The answer is every line in the data below that contains the word "this".

* * * *

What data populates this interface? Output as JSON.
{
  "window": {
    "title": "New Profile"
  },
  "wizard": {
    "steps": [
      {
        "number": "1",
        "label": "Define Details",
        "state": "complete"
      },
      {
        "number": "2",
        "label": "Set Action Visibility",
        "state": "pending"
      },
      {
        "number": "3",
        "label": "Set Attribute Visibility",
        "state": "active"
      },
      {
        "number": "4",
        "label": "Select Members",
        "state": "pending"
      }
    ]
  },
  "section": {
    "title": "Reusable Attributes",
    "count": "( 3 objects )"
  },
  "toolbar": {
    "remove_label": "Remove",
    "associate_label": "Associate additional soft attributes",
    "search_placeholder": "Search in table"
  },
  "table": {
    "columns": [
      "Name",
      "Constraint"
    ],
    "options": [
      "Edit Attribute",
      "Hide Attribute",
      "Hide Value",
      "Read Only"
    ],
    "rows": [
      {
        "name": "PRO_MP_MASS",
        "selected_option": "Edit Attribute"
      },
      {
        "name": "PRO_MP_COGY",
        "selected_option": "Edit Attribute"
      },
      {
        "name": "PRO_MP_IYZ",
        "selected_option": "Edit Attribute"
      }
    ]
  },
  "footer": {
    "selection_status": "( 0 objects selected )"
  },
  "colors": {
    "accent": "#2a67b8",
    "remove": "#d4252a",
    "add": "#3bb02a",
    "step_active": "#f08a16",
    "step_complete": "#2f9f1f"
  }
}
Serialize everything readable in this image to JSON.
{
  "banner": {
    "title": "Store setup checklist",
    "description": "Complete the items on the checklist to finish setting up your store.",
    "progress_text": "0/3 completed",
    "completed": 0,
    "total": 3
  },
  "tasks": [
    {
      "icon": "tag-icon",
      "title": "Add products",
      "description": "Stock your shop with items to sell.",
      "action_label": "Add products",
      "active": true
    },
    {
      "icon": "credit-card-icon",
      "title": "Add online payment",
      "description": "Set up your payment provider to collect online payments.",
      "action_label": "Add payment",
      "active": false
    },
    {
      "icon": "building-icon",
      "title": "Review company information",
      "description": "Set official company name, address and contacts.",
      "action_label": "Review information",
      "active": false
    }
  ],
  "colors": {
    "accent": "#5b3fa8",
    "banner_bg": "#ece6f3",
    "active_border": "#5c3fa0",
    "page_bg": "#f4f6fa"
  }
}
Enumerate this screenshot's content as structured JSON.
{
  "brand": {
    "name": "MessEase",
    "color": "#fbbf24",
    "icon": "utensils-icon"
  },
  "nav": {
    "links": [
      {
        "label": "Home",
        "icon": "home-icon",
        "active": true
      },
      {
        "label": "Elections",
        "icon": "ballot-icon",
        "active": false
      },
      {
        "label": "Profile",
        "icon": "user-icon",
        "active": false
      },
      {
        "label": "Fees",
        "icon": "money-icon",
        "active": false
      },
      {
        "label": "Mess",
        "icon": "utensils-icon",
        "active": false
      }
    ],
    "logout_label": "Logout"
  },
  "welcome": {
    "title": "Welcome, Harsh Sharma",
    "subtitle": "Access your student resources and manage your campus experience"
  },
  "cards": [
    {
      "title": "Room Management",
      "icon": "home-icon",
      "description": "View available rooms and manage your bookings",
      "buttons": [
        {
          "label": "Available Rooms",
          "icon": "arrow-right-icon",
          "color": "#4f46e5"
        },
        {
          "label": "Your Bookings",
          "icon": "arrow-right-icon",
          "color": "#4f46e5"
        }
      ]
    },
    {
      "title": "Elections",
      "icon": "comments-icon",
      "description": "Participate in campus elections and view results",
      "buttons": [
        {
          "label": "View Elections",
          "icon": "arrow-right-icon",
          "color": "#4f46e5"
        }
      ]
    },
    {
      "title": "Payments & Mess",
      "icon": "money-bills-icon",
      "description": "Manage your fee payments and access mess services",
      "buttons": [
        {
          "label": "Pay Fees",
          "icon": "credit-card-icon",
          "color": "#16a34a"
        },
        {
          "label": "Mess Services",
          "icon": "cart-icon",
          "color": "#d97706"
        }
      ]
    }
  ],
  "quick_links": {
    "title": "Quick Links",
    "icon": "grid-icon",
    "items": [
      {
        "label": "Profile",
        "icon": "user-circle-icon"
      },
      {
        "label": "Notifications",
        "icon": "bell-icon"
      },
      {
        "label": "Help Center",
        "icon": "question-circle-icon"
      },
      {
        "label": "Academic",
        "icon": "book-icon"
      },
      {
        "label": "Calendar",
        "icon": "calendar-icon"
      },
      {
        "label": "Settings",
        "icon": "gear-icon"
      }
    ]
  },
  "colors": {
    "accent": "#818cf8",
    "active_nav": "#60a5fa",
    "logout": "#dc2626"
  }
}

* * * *

• **Exercise solution**:
What data populates this interface? Output as JSON.
Serialize everything readable in this image to JSON.
Enumerate this screenshot's content as structured JSON.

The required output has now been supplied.